[[ SUPPLIED RECORDS open ]]
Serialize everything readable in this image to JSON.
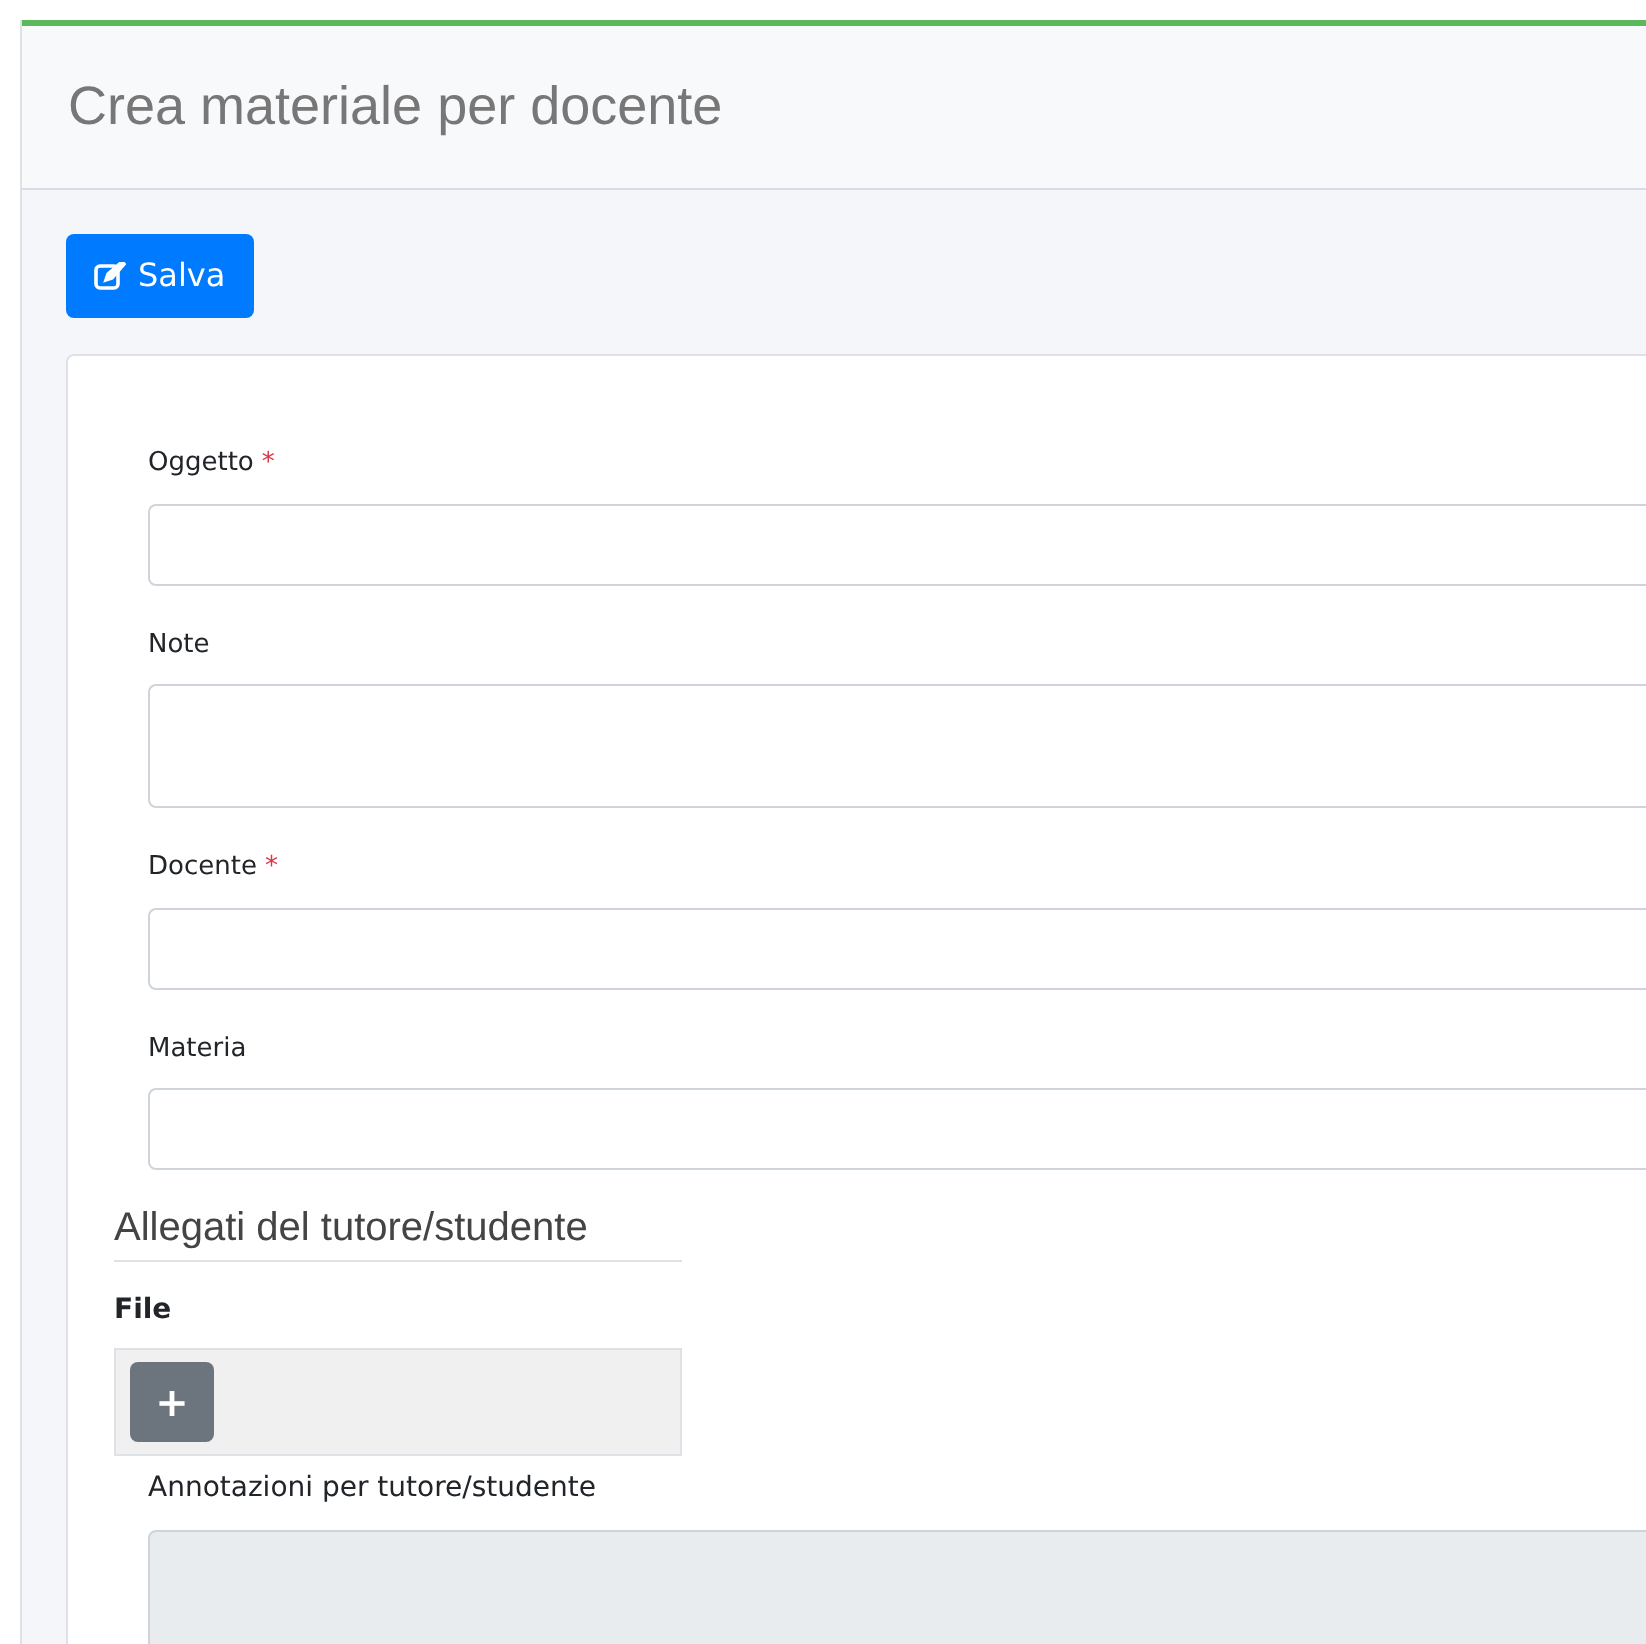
{
  "header": {
    "title": "Crea materiale per docente"
  },
  "save_button": {
    "label": "Salva"
  },
  "fields": [
    {
      "label": "Oggetto",
      "required_mark": "*",
      "kind": "input"
    },
    {
      "label": "Note",
      "kind": "textarea"
    },
    {
      "label": "Docente",
      "required_mark": "*",
      "kind": "input"
    },
    {
      "label": "Materia",
      "kind": "input"
    }
  ],
  "attachments": {
    "title": "Allegati del tutore/studente",
    "file_label": "File",
    "add_button": "+",
    "notes_label": "Annotazioni per tutore/studente",
    "notes_disabled": true
  }
}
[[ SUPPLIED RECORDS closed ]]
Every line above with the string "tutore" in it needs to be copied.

    "title": "Allegati del tutore/studente",
    "notes_label": "Annotazioni per tutore/studente",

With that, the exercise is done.